Common Tody-Flycatcher (Todirostrum cinereum): Espatulilla común; Gelbbauch-Spateltyrann; Todirostre commun
I think that in every garden in Costa Rica below around 1600 m you will find this dainty, tail-wagging little bird. Plumage is black above and lemon-yellow below, while the white eye stands out against its dark face. Here locally I’ve recorded it up as high as Calle Vargas, though it is absent from the higher slopes of the Turrialba Volcano. The bird pictured below appears to have been collecting nesting material and I can usually locate at least one nest in my garden each year.
This is a tiny bird less than 4 inches in length but it looks relatively big-headed and the bill, which gives it its Spanish name of espatulilla (‘little spatula’), is long and flat. The throat is yellow and a close view reveals what look like fine whiskers:

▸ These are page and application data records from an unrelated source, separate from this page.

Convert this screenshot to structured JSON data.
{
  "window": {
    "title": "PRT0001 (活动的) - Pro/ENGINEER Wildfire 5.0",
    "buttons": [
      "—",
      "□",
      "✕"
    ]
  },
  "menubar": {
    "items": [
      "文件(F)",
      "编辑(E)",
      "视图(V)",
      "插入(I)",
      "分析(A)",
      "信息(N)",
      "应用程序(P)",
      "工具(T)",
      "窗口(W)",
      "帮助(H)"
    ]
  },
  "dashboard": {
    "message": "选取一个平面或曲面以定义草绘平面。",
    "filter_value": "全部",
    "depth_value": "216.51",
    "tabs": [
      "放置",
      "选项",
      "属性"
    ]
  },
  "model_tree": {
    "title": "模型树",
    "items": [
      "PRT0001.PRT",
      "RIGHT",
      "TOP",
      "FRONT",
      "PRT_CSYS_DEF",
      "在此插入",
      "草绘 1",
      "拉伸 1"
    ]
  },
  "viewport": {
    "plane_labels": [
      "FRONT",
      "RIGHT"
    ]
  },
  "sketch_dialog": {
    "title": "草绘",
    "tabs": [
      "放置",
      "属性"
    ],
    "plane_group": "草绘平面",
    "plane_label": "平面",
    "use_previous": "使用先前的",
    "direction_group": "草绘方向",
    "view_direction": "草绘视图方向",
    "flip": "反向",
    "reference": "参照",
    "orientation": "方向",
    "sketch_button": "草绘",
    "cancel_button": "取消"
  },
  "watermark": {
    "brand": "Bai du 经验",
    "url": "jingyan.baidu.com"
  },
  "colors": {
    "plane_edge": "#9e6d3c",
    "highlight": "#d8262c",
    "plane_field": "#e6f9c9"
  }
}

Another very similar species also in our area is the Black-headed Tody-Flycatcher (Todirostrum nigriceps), but this bird has a white throat and a dark eye and the black head contrasts with its olive back. It frequents tree tops in forested areas but is much less common and is not easy to locate. Common Tody-Flycatchers are usually found in pairs, and on adult birds the bright eye stands out against the dark face:
Here’s the pair, standing guard:
The nesting pouch of the Common Tody-Flycatcher tends to be long and sometimes straggly. The birds enter the nest from a side entrance, as seen below:
The repetitious clicking sound of its calls often betrays its presence. Listen and look carefully for its light, fluttery flight and you’re sure to find it wherever your Costa Rican visit takes you.